Entries from a dataset of interfaces:
-- Opening Marker --
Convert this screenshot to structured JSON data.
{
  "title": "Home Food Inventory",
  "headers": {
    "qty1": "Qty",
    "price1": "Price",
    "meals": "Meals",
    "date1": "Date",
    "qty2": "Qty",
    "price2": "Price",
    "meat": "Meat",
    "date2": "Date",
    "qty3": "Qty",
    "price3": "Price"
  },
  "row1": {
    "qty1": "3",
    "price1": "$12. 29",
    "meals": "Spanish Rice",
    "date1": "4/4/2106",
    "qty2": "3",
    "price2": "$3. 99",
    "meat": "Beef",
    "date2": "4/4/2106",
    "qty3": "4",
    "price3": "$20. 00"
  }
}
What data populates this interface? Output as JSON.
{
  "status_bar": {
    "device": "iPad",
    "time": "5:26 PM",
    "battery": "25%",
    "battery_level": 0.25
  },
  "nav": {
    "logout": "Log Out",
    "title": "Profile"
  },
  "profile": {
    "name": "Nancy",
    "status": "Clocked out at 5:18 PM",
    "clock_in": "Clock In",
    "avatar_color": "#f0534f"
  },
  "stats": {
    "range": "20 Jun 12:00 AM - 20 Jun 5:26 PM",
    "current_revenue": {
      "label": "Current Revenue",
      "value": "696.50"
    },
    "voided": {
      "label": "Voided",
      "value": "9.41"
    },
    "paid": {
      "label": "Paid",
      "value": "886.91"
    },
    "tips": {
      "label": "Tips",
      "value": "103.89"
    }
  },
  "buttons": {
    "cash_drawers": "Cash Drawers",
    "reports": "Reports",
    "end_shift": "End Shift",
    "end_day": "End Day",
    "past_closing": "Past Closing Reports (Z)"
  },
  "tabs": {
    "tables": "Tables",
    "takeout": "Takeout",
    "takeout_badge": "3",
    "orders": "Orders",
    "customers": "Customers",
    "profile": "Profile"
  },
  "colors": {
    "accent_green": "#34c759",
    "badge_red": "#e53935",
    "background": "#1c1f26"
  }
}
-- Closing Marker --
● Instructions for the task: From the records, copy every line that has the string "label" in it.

● Exercise answer:
      "label": "Current Revenue",
      "label": "Voided",
      "label": "Paid",
      "label": "Tips",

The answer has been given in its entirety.